*** Opening Input material ***

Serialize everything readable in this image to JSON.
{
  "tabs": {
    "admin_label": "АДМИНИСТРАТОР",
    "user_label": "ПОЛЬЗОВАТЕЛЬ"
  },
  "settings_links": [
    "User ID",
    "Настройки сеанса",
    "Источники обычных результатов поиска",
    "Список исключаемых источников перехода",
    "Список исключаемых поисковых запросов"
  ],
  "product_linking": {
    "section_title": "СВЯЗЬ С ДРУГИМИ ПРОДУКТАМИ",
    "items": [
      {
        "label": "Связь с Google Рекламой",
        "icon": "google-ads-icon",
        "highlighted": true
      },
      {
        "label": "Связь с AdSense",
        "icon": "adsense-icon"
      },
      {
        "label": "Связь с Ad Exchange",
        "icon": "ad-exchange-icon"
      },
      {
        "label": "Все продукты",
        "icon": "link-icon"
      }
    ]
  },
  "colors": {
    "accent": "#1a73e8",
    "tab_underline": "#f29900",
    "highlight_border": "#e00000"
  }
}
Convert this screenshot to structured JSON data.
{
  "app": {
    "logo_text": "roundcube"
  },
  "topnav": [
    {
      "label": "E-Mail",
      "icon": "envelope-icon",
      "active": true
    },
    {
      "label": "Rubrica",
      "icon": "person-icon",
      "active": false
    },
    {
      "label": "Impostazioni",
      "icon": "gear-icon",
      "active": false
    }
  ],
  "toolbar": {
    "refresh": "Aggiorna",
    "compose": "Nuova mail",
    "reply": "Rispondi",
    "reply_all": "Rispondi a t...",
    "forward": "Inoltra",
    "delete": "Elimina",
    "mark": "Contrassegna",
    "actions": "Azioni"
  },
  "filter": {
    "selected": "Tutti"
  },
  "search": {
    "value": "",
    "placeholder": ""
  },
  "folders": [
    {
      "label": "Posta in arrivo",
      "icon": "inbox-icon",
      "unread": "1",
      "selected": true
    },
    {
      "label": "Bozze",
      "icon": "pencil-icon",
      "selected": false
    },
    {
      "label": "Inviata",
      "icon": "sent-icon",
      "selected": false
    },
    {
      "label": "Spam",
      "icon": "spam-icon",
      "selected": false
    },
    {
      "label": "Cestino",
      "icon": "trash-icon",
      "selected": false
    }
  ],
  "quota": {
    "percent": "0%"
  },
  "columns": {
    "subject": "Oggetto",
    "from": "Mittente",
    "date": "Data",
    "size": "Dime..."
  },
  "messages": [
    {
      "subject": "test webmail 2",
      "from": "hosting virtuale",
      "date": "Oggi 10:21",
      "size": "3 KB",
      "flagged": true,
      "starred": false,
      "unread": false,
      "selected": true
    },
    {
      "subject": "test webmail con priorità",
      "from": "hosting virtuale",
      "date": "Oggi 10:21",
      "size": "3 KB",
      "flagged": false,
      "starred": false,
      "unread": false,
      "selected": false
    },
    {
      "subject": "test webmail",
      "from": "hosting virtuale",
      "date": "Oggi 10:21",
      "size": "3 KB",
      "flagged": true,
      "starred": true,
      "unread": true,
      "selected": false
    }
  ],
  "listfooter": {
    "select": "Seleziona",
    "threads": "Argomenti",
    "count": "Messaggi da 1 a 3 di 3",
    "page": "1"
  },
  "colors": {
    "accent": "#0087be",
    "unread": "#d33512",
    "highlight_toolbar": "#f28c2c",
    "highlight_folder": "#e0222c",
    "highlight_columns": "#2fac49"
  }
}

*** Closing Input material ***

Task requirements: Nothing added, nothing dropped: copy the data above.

Response:
Serialize everything readable in this image to JSON.
{
  "tabs": {
    "admin_label": "АДМИНИСТРАТОР",
    "user_label": "ПОЛЬЗОВАТЕЛЬ"
  },
  "settings_links": [
    "User ID",
    "Настройки сеанса",
    "Источники обычных результатов поиска",
    "Список исключаемых источников перехода",
    "Список исключаемых поисковых запросов"
  ],
  "product_linking": {
    "section_title": "СВЯЗЬ С ДРУГИМИ ПРОДУКТАМИ",
    "items": [
      {
        "label": "Связь с Google Рекламой",
        "icon": "google-ads-icon",
        "highlighted": true
      },
      {
        "label": "Связь с AdSense",
        "icon": "adsense-icon"
      },
      {
        "label": "Связь с Ad Exchange",
        "icon": "ad-exchange-icon"
      },
      {
        "label": "Все продукты",
        "icon": "link-icon"
      }
    ]
  },
  "colors": {
    "accent": "#1a73e8",
    "tab_underline": "#f29900",
    "highlight_border": "#e00000"
  }
}
Convert this screenshot to structured JSON data.
{
  "app": {
    "logo_text": "roundcube"
  },
  "topnav": [
    {
      "label": "E-Mail",
      "icon": "envelope-icon",
      "active": true
    },
    {
      "label": "Rubrica",
      "icon": "person-icon",
      "active": false
    },
    {
      "label": "Impostazioni",
      "icon": "gear-icon",
      "active": false
    }
  ],
  "toolbar": {
    "refresh": "Aggiorna",
    "compose": "Nuova mail",
    "reply": "Rispondi",
    "reply_all": "Rispondi a t...",
    "forward": "Inoltra",
    "delete": "Elimina",
    "mark": "Contrassegna",
    "actions": "Azioni"
  },
  "filter": {
    "selected": "Tutti"
  },
  "search": {
    "value": "",
    "placeholder": ""
  },
  "folders": [
    {
      "label": "Posta in arrivo",
      "icon": "inbox-icon",
      "unread": "1",
      "selected": true
    },
    {
      "label": "Bozze",
      "icon": "pencil-icon",
      "selected": false
    },
    {
      "label": "Inviata",
      "icon": "sent-icon",
      "selected": false
    },
    {
      "label": "Spam",
      "icon": "spam-icon",
      "selected": false
    },
    {
      "label": "Cestino",
      "icon": "trash-icon",
      "selected": false
    }
  ],
  "quota": {
    "percent": "0%"
  },
  "columns": {
    "subject": "Oggetto",
    "from": "Mittente",
    "date": "Data",
    "size": "Dime..."
  },
  "messages": [
    {
      "subject": "test webmail 2",
      "from": "hosting virtuale",
      "date": "Oggi 10:21",
      "size": "3 KB",
      "flagged": true,
      "starred": false,
      "unread": false,
      "selected": true
    },
    {
      "subject": "test webmail con priorità",
      "from": "hosting virtuale",
      "date": "Oggi 10:21",
      "size": "3 KB",
      "flagged": false,
      "starred": false,
      "unread": false,
      "selected": false
    },
    {
      "subject": "test webmail",
      "from": "hosting virtuale",
      "date": "Oggi 10:21",
      "size": "3 KB",
      "flagged": true,
      "starred": true,
      "unread": true,
      "selected": false
    }
  ],
  "listfooter": {
    "select": "Seleziona",
    "threads": "Argomenti",
    "count": "Messaggi da 1 a 3 di 3",
    "page": "1"
  },
  "colors": {
    "accent": "#0087be",
    "unread": "#d33512",
    "highlight_toolbar": "#f28c2c",
    "highlight_folder": "#e0222c",
    "highlight_columns": "#2fac49"
  }
}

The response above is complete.